Having different schools means there are different school schedules. In Italy, students attend school for six days which is from Monday through to Saturday with classes starting at 8 am and finishing around 1:30 pm. There are usually six different classes each day and they each last for 50 to 60 minutes unlike in America where classes last for 1hr and 30 mins and students go from only Monday to Friday.

There are no lunch breaks in Italian schools, but you can have a 10-minute break every 2 to 3 hours which is why there are no cafeterias in Italian schools. Teachers are not assigned to a specific class in Italian schools, unlike their American counterparts. They move from one class to the other to teach. This means that a student will spend the whole five years with the same people in the same classroom which allows for students to form a strong bond with each other.

If you fail a reading state exam in America, you will be given another opportunity to retake the exam, but in Italy, there are no second chances. You only have one shot at the exam and that exam can determine the career path you take. In Italy, the first written test known as Maturita is identical for every school in the country while the second test varies by career path you’ve chosen.

In the US, the American College Test and Scholastic Aptitude Test are used to judge how efficient a student’s knowledge is across several subjects. In American high school, students are trained in different sports which gives people the chance to start young. It is the same in Italy with the Physical education class, but everything has been put on hold because of their COVID-19 regulations.

The definition of fun is more mature in an Italian school than it is in an American school. There are several traditional events in which students are allowed to participate. One of such is Cogestione.

Cogestione is a two-day event where every learning activity stops and all activities that are based on a student’s career path become active. This event is organized by the students and the teachers, and it’s a way for the students to show that they are mature enough to handle their experiences and activities.
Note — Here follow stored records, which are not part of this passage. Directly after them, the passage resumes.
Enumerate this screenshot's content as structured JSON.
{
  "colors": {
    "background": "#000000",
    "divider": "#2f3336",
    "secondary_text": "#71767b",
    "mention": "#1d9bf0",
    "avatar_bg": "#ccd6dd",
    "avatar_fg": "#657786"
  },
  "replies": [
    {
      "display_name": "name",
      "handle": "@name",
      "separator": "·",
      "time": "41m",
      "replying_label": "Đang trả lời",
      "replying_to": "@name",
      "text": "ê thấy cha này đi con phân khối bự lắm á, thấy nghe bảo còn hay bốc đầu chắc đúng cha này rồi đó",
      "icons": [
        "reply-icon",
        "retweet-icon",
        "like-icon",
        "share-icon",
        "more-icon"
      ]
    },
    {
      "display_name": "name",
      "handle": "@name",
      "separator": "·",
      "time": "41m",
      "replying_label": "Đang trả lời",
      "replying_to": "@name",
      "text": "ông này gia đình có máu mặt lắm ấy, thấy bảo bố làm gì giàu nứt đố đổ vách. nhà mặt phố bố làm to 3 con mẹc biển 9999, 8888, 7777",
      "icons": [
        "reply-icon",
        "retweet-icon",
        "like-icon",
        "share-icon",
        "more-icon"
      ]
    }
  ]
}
Whereas in America, fun is related to non-academic activities that are not geared toward your career path, instead it’s just to have fun and create more bonding time between students.

When it comes to aesthetics, Italian schools are lacking as well. There are no kinds of decorations in the school or classrooms. There are only monotone or minimal hallways, no pictures or posters allowed on the wall, and no lockers as well, but there are little shelves underneath each desk where students can store food, books, and other accessories. Italian schools don’t even have parking lots, but that may be due to students taking trains buses or riding bicycles to school

Conclusion

There are many endless comparisons between the education systems of both countries, but one thing is certain for both; they both strive to offer better education to their children.